--- GOAL OF THE EXERCISE ---
Return each entry exactly, with none missing.

____________

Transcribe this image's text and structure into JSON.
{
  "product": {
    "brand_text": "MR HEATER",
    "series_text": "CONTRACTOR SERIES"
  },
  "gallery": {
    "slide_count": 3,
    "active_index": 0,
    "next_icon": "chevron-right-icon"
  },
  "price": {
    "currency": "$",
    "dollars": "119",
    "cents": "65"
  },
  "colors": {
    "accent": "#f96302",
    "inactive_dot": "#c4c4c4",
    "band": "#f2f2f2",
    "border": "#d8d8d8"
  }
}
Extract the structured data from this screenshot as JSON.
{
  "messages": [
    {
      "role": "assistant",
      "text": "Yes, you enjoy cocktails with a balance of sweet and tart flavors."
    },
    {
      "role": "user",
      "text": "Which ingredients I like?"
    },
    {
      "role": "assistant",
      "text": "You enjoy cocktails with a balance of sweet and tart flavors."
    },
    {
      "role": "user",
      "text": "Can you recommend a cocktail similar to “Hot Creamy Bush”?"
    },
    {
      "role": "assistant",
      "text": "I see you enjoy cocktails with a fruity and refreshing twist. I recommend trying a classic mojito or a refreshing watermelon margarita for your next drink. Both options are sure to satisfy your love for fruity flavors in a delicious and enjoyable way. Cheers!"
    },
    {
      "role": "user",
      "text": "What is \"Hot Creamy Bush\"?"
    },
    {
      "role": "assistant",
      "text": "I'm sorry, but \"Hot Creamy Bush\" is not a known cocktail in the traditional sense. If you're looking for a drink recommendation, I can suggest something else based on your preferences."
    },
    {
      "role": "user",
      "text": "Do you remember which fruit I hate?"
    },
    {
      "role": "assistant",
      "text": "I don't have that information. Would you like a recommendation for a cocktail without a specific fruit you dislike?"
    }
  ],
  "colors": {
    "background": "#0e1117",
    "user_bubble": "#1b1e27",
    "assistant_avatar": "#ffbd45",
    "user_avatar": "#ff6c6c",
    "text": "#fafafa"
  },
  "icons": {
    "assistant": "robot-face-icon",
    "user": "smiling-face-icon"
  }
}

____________

--- PROBLEM SOLUTION ---
Transcribe this image's text and structure into JSON.
{
  "product": {
    "brand_text": "MR HEATER",
    "series_text": "CONTRACTOR SERIES"
  },
  "gallery": {
    "slide_count": 3,
    "active_index": 0,
    "next_icon": "chevron-right-icon"
  },
  "price": {
    "currency": "$",
    "dollars": "119",
    "cents": "65"
  },
  "colors": {
    "accent": "#f96302",
    "inactive_dot": "#c4c4c4",
    "band": "#f2f2f2",
    "border": "#d8d8d8"
  }
}
Extract the structured data from this screenshot as JSON.
{
  "messages": [
    {
      "role": "assistant",
      "text": "Yes, you enjoy cocktails with a balance of sweet and tart flavors."
    },
    {
      "role": "user",
      "text": "Which ingredients I like?"
    },
    {
      "role": "assistant",
      "text": "You enjoy cocktails with a balance of sweet and tart flavors."
    },
    {
      "role": "user",
      "text": "Can you recommend a cocktail similar to “Hot Creamy Bush”?"
    },
    {
      "role": "assistant",
      "text": "I see you enjoy cocktails with a fruity and refreshing twist. I recommend trying a classic mojito or a refreshing watermelon margarita for your next drink. Both options are sure to satisfy your love for fruity flavors in a delicious and enjoyable way. Cheers!"
    },
    {
      "role": "user",
      "text": "What is \"Hot Creamy Bush\"?"
    },
    {
      "role": "assistant",
      "text": "I'm sorry, but \"Hot Creamy Bush\" is not a known cocktail in the traditional sense. If you're looking for a drink recommendation, I can suggest something else based on your preferences."
    },
    {
      "role": "user",
      "text": "Do you remember which fruit I hate?"
    },
    {
      "role": "assistant",
      "text": "I don't have that information. Would you like a recommendation for a cocktail without a specific fruit you dislike?"
    }
  ],
  "colors": {
    "background": "#0e1117",
    "user_bubble": "#1b1e27",
    "assistant_avatar": "#ffbd45",
    "user_avatar": "#ff6c6c",
    "text": "#fafafa"
  },
  "icons": {
    "assistant": "robot-face-icon",
    "user": "smiling-face-icon"
  }
}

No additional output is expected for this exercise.